|The state Supreme Court on Wednesday allowed a former Bay Area service station owner to seek additional damages from Ford Motor Co. for exposing him to brake-lining asbestos that has afflicted him with terminal cancer.|
A jury awarded Patrick Scott $1.5 million in damages and legal costs against Ford in November 2012. Wednesday's order allows him to ask another jury for punitive damages. Scott and his wife, Sharon, have settled claims against other automakers for undisclosed amounts.
Scott worked in a Navy shipyard, where he was also exposed to asbestos, before opening his first service station in Sausalito in 1965. He leased an Atlantic Richfield station in San Francisco in 1970, then moved his business to a Beacon station in St. Helena in 1977.
He stopped working in 2011 after being diagnosed with mesothelioma, an incurable form of lung cancer that is caused by asbestos but typically does not show up until decades after exposure.
Asbestos has long been used in the linings of motor vehicle brakes and clutches and is still used in brake pads, though it is banned in some other products. Scientists had established its connection to cancer by the mid-1950s, but the federal government did not regulate workplace asbestos exposure until 1971.

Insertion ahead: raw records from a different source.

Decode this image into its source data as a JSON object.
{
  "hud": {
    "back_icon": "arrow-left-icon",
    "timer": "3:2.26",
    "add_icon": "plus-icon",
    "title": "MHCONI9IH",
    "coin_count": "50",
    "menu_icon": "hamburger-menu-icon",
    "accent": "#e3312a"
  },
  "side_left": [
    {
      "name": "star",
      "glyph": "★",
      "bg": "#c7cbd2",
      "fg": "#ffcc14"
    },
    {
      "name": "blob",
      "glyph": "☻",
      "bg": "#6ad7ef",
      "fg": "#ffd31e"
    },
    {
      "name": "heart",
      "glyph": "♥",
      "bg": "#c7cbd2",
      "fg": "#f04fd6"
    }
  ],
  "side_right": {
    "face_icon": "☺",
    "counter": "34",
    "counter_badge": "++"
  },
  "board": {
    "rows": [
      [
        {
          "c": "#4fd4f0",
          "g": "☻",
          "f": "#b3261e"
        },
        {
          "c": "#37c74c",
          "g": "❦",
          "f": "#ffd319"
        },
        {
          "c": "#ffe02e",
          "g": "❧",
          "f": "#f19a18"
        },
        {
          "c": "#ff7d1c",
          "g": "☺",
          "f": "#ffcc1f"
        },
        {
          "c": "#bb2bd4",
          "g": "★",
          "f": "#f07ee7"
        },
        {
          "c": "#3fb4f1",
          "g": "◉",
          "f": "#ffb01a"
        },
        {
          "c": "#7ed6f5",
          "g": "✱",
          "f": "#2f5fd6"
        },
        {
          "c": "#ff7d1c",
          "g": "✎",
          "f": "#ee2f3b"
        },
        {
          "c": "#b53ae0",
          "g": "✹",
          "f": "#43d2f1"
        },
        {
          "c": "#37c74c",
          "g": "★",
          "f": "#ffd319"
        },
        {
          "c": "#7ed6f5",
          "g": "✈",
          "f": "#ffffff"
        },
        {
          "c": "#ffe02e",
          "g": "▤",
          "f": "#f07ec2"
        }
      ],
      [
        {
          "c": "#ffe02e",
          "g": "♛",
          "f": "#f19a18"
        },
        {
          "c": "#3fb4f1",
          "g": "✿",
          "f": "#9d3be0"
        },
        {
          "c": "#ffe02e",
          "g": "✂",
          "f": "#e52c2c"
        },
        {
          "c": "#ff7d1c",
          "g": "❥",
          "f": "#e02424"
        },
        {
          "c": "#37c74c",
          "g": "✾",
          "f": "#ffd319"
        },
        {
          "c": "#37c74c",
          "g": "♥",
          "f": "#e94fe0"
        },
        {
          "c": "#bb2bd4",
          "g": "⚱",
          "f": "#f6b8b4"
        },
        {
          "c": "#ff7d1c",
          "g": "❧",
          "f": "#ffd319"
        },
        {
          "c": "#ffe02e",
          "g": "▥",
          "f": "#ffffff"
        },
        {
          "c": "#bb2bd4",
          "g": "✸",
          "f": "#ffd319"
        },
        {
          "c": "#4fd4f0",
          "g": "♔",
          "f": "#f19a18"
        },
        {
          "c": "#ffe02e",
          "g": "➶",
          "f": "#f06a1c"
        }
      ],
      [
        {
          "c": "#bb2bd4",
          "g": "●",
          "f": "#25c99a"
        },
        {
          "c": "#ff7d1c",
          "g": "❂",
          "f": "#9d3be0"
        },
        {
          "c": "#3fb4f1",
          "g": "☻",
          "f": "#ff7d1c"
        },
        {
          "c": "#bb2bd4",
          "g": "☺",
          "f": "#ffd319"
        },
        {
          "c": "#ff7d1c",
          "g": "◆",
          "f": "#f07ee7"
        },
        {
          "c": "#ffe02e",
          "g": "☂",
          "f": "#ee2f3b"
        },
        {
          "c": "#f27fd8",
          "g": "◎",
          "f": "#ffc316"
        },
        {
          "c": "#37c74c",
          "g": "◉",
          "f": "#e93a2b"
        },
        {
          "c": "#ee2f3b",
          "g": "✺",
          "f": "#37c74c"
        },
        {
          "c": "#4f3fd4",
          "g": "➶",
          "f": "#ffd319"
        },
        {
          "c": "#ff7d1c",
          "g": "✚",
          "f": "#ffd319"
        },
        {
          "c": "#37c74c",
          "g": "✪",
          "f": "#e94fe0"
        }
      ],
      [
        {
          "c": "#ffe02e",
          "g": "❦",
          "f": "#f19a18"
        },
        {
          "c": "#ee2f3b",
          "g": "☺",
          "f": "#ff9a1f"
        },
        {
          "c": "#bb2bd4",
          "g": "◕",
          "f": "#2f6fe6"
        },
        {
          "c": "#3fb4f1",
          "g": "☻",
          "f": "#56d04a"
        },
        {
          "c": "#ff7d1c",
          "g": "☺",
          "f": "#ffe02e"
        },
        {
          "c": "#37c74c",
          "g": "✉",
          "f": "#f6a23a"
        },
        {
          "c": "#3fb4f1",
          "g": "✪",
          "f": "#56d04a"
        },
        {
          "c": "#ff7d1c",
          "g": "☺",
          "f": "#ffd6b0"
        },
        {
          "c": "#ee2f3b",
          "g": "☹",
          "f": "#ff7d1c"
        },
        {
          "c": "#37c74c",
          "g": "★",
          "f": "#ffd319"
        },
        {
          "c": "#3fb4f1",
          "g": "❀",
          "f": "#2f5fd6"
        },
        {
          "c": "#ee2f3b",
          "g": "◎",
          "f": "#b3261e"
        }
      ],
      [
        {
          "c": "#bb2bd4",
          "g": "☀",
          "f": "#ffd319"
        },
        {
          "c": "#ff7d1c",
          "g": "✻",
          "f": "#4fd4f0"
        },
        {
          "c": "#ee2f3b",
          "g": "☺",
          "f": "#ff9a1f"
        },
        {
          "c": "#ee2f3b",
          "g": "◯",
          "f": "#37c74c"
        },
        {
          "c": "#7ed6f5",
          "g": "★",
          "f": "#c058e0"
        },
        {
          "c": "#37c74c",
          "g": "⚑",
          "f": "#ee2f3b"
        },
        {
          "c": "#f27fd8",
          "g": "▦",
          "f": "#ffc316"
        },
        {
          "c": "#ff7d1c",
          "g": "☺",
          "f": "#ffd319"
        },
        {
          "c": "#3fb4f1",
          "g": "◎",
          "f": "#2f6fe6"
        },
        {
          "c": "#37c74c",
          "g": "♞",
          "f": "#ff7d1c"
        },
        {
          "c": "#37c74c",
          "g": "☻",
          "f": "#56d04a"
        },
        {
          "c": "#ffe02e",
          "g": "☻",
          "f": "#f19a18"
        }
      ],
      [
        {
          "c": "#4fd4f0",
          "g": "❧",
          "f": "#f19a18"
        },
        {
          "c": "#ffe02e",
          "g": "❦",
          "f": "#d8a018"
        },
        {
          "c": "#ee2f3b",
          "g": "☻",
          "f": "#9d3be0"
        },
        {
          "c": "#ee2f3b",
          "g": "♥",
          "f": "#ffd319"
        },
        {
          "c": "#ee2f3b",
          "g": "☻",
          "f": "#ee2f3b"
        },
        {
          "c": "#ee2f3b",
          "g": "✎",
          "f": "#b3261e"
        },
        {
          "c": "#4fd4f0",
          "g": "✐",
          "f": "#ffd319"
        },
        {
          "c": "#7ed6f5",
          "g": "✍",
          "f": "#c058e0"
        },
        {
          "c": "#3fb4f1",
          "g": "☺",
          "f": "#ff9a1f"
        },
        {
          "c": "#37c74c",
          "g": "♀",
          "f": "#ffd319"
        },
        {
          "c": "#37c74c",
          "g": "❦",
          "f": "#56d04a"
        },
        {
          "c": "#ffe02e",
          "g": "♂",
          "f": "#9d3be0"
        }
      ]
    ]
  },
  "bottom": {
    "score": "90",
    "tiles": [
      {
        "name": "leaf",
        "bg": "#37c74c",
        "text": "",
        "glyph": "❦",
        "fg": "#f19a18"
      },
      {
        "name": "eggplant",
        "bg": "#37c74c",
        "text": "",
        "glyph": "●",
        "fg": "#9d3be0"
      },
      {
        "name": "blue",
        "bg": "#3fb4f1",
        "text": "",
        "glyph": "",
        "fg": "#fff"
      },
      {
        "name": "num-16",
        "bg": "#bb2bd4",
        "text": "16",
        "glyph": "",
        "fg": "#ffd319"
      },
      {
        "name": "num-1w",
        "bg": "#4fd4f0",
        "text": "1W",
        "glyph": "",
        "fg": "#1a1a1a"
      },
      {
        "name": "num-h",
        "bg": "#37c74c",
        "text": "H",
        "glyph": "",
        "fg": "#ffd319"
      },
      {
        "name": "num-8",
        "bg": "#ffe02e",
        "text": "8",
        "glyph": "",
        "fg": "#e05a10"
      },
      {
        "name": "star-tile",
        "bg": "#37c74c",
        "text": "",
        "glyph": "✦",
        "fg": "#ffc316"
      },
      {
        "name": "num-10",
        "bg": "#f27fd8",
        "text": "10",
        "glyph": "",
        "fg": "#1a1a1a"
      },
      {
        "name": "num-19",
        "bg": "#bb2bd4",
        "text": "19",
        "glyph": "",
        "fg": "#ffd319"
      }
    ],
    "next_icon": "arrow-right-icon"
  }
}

According to court records, Ford mentioned asbestos in one of its publications in 1975 but did not put warnings on brake cartons until at least 1980. A Ford internal investigation cited by Scott's lawyers found mesothelioma among company...